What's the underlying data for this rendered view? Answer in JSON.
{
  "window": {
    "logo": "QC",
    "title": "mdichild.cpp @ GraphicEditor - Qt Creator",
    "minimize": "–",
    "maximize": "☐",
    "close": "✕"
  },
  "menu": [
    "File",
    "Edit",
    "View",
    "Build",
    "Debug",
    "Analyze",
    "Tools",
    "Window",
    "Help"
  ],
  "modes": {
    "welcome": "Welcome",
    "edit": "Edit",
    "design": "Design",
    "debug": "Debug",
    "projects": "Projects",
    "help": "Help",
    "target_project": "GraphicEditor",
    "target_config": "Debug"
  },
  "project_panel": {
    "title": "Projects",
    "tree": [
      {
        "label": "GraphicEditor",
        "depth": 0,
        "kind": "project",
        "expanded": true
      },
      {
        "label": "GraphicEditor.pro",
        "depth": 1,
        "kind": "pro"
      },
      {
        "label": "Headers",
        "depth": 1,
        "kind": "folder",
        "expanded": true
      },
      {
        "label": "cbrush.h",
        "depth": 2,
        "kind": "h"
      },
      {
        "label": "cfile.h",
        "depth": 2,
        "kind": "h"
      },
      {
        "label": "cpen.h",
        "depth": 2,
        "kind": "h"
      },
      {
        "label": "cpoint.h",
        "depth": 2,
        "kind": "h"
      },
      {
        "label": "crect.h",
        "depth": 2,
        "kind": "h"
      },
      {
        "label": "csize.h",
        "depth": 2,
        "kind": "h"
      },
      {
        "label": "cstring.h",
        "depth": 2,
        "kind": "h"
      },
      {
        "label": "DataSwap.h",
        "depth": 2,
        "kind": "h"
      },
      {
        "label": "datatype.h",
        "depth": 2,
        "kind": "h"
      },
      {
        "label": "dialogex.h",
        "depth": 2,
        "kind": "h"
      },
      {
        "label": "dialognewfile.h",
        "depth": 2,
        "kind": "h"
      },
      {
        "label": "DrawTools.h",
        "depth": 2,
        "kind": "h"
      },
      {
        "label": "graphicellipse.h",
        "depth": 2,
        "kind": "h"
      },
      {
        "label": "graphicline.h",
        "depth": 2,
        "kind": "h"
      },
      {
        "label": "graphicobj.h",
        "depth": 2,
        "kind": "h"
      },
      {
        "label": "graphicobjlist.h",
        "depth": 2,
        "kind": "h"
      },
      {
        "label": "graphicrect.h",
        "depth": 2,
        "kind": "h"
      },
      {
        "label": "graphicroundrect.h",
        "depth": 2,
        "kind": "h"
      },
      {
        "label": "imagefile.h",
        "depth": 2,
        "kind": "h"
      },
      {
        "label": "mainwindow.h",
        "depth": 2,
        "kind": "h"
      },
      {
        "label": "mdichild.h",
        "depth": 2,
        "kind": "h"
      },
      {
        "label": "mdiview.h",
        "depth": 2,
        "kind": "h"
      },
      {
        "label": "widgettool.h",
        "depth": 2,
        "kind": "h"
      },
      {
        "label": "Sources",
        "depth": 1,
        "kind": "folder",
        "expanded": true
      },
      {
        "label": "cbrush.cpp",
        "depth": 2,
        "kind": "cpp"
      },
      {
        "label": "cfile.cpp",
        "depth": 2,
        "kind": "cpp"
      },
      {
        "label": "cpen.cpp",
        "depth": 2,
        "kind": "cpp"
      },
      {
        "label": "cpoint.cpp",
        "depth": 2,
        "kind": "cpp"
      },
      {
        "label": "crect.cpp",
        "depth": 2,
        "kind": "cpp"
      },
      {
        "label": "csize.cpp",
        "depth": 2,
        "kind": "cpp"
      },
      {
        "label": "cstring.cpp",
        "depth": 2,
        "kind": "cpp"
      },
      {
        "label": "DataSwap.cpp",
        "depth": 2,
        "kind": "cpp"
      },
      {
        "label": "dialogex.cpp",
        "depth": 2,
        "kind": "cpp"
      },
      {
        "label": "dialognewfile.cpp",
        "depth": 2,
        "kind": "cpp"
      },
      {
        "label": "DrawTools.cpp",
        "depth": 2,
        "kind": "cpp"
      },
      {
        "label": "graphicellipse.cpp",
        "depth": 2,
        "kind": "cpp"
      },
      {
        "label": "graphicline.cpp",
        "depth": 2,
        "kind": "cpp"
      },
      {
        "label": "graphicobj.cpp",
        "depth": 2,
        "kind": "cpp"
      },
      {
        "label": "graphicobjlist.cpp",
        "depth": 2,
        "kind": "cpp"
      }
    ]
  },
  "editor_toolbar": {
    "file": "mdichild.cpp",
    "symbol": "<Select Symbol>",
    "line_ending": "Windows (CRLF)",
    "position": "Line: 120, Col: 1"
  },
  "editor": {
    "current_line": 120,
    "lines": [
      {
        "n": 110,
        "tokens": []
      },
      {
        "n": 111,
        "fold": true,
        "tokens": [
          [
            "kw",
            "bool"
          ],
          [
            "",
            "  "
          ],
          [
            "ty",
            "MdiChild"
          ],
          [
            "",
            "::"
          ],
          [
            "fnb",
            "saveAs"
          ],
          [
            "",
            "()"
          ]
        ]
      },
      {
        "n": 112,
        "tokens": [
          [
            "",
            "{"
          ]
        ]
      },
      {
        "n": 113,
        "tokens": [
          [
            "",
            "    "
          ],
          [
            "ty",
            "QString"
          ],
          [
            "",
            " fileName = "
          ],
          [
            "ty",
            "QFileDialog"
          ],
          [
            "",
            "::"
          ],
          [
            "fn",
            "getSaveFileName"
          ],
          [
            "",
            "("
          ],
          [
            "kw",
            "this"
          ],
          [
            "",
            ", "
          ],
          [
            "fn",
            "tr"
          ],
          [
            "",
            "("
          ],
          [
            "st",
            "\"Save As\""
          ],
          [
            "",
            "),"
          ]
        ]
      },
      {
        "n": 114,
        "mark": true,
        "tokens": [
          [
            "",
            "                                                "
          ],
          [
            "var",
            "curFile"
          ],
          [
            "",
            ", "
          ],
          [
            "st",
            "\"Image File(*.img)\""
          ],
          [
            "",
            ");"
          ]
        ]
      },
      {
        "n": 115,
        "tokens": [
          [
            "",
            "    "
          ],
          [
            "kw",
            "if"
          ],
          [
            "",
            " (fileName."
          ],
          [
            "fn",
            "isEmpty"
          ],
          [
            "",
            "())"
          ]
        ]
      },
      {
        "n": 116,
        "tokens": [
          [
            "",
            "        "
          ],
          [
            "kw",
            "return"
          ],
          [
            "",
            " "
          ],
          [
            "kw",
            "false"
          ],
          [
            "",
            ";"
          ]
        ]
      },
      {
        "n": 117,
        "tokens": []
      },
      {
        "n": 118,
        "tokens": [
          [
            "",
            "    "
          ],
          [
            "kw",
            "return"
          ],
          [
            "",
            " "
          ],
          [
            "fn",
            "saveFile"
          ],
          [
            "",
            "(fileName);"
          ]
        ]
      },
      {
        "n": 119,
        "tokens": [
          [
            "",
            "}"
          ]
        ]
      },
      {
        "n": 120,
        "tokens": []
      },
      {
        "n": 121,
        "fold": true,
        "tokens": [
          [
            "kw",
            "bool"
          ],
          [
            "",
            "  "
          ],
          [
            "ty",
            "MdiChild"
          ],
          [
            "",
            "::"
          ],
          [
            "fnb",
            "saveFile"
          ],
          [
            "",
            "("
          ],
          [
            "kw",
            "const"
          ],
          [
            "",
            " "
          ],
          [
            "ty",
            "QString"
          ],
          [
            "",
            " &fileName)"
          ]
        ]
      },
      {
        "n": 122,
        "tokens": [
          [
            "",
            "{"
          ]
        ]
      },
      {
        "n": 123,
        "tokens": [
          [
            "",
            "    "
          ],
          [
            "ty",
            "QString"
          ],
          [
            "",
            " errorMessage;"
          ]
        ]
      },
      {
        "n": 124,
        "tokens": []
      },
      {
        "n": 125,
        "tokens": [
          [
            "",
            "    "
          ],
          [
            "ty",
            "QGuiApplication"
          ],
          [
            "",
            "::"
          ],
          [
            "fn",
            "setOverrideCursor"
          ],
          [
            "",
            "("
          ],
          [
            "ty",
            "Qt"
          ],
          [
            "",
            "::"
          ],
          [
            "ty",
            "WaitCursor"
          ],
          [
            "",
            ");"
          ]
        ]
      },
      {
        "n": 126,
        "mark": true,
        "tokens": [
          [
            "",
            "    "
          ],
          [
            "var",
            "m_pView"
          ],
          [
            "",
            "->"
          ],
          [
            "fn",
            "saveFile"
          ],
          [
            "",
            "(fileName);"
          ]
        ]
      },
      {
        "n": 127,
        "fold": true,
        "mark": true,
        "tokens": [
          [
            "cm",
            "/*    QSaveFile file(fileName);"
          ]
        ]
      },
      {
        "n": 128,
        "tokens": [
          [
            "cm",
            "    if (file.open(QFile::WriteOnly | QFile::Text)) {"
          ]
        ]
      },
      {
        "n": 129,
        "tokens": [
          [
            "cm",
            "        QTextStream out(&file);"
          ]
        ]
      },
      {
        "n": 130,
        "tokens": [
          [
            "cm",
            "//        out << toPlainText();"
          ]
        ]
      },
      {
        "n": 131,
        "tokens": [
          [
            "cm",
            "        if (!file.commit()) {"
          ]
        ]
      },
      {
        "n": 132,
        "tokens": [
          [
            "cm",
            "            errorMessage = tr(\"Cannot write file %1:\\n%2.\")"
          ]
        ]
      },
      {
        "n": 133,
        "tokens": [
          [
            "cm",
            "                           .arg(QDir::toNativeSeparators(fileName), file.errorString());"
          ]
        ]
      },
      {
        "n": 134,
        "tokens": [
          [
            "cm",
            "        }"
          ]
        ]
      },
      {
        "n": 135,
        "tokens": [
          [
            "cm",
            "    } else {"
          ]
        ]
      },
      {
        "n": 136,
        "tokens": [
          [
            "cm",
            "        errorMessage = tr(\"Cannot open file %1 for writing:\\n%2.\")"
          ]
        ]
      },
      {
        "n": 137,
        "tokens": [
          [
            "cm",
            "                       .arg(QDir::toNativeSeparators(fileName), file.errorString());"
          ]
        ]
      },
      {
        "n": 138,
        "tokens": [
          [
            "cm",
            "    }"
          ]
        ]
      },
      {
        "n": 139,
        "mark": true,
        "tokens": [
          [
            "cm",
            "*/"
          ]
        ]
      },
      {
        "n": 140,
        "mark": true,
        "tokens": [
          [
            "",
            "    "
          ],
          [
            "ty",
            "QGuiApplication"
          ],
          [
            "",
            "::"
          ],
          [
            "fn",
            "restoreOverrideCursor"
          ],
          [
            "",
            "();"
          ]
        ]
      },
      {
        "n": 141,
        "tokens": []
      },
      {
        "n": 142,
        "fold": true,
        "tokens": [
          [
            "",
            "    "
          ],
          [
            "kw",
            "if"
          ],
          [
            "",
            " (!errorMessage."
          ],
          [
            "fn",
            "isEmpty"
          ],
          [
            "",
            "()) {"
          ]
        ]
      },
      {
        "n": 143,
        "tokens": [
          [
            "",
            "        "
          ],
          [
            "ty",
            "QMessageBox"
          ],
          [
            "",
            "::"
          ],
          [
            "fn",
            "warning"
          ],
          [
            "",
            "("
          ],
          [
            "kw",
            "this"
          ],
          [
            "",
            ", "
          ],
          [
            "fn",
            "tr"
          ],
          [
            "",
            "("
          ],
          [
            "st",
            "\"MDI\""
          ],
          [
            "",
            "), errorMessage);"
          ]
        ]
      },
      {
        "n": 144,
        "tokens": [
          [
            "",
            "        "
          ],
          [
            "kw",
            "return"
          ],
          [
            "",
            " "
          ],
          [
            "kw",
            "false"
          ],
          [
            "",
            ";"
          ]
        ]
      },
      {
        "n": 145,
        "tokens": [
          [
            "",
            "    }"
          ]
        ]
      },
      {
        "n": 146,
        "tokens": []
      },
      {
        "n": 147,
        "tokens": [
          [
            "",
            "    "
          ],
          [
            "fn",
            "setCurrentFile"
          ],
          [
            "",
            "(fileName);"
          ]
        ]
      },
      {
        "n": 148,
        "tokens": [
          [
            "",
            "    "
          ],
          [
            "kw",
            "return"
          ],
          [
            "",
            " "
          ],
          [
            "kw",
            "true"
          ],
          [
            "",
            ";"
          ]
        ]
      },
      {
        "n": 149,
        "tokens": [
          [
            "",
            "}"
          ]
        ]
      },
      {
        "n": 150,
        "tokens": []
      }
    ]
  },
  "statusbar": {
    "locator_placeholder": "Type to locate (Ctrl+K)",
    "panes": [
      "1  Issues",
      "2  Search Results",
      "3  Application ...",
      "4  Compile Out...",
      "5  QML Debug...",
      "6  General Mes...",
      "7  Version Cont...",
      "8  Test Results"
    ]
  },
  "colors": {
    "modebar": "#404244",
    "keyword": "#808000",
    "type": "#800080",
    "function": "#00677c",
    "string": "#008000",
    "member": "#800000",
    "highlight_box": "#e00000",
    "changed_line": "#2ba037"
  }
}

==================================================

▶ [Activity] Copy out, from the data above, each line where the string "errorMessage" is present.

▶ [Answer space]
            " errorMessage;"
            "            errorMessage = tr(\"Cannot write file %1:\\n%2.\")"
            "        errorMessage = tr(\"Cannot open file %1 for writing:\\n%2.\")"
            " (!errorMessage."
            "), errorMessage);"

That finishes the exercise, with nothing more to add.